(Australian Associated Press)
The Reserve Bank has cut the interest rate to a record-low 0.25 per cent in an historic suite of economic support to cushion the blow of the coronavirus pandemic.
Thursday’s widely anticipated emergency rate cut means the central bank has also pulled the trigger on its first-ever quantitative easing program as it bids to boost cash supply and encourage lending and investment in support of the nation’s virus-ravaged economy.
It has also created a $90 billion lending facility to banks for small and medium businesses.
The RBA had already reduced the cash rate to 0.5 per cent at its regular board meeting this month to buttress the nation amid rising fears of a coronavirus-induced recession.
Governor Philip Lowe said the Reserve Bank board agreed yesterday to the fresh round of support measures as quarantine and social isolation measures intensify and large parts of the nation grind to a halt.
The announcement is in addition to Prime Minister Scott Morrison flagging another round of economic stimulus measures on top of a $17.6 billion package announced last week.
Fidelity International’s cross-asset specialist Anthony Doyle said Thursday’s rate cut and the commencement of a QE program was an historic day for the nation.
“For the first time in its 75-year history of being responsible for monetary policy … the RBA can no longer meet its objectives using traditional monetary policy,” Mr Doyle said in a note.
Prudential regulator APRA has also announced it will temporarily lower its expectations regarding bank capital ratios to ensure banks are well positioned to continue to provide credit to the economy in a coronavirus-affected environment.
“Given the prevailing circumstances, (APRA) envisages (the banks) may need to utilise some of their current large buffers to facilitate ongoing lending to the economy,” the regulator said.
Commonwealth Bank was the first of the big four lenders out the door on Thursday but will not be changing its standard variable rate.
The bank – which passed on the full 0.25 per cent cut a fortnight ago – announced it would reduce each of its one-, two- and three-year fixed home loan rates by 70-bps to a record-low 2.29 per cent.
APAC economist at Indeed, Callam Pickering, said the Reserve Bank had little choice but to call its emergency meeting but doubted Thursday’s cut will do little to protect the economy from COVID-19.
“It might help at the margin but traditional monetary policy is a blunt instrument and not terribly useful in the middle of a crisis, particularly with the rate already so low,” he said.
RBA Governor Philip Lowe said the bank would also launch into QE, where it will buy Australian government bonds in the secondary market with a target yield on three-year bonds of about 0.25 per cent.

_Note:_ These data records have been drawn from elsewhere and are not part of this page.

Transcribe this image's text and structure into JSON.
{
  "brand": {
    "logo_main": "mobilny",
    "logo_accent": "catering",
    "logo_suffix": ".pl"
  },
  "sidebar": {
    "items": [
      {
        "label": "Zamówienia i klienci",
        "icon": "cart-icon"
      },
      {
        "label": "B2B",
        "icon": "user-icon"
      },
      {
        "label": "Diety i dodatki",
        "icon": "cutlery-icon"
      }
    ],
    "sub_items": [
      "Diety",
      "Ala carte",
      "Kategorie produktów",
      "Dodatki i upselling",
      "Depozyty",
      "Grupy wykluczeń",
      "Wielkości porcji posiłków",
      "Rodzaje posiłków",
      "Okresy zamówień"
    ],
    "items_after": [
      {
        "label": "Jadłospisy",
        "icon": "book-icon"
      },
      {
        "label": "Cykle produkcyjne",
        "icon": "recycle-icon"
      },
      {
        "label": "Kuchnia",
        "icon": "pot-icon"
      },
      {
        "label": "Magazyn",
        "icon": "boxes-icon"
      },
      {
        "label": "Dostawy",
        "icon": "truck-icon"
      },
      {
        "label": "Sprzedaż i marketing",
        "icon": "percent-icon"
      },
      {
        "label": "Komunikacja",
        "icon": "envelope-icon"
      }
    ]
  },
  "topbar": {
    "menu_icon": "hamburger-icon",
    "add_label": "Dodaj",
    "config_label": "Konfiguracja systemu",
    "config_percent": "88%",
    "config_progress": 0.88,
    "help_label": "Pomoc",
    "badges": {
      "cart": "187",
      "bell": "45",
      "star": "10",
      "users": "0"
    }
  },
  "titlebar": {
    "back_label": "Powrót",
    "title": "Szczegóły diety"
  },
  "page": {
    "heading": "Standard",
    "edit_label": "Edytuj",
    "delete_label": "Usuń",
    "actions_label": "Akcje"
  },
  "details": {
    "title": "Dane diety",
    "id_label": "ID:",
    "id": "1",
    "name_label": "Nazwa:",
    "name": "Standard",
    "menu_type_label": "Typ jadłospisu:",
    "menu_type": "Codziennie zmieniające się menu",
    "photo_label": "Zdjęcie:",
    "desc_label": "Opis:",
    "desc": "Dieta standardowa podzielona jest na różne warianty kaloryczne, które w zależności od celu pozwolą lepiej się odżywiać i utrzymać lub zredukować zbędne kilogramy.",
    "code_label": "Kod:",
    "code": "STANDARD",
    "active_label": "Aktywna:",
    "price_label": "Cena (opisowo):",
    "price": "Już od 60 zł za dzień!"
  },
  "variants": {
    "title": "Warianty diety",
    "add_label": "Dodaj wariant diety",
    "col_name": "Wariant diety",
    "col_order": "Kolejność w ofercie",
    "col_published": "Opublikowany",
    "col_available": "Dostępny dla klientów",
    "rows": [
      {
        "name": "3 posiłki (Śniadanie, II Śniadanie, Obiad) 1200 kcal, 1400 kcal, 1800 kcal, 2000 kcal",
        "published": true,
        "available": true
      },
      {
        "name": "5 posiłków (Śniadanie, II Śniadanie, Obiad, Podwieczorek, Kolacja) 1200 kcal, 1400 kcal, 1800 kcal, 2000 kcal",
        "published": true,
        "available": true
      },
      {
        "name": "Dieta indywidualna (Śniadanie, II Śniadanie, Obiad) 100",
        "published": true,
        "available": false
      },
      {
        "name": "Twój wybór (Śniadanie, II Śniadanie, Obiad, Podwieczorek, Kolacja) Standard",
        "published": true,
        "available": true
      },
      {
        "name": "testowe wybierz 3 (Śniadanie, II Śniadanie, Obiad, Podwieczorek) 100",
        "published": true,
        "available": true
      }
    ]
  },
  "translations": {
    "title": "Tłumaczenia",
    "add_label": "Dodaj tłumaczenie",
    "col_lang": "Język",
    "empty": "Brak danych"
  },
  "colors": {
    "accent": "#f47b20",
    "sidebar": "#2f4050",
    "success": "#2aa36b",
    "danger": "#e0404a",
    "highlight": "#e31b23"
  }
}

“The functioning of major government bond markets has been impaired, which has disrupted other markets given their important role as a financial benchmark,” Dr Lowe said in a statement on Thursday.
“Funding markets are open to only the highest quality borrowers.”
More crucial, Mr Pickering said, were the RBA’s other measures announced on Thursday.
The RBA will provide a $90 billion term funding facility for the banking system, with particular support for credit to small and medium-sized businesses.
Exchange settlement balances at the Reserve Bank will be remunerated at 10 basis points rather than zero as would have been the case under previous arrangements.
This will mitigate the cost to the banking system associated with the large increase in banks’ settlement balances at the Reserve Bank that will occur following these policy actions.
The RBA will also continue to provide liquidity to Australian financial markets by conducting one-month and three-month repo operations in its daily market operations until further notice.
BIS Oxford chief economist Dr Sarah Hunter said it was clear the RBA did not intend to remove its support until the recovery in the economy was firmly established.
“Although the outlook is still very uncertain, it is likely that QE will be used throughout this year and potentially into 2021,” Dr Hunter said.
“And the cash rate is unlikely to be raised for quite some time – we don’t expect to see any increase in 2020 or 2021.”
Dr Lowe maintains Australia’s financial system is resilient and well placed to deal with the effects of the coronavirus.
“Substantial financial buffers are available to be drawn down if required to support the economy,” he said.
Dr Lowe is due to address media at 1600 AEDT.
The Aussie dollar bounced on the announcement, jumping from a near 18-year low of 55.41 US cents to 56.33 by 1440 AEDT.
The dollar eased back to 55.84 by 1530 AEDT.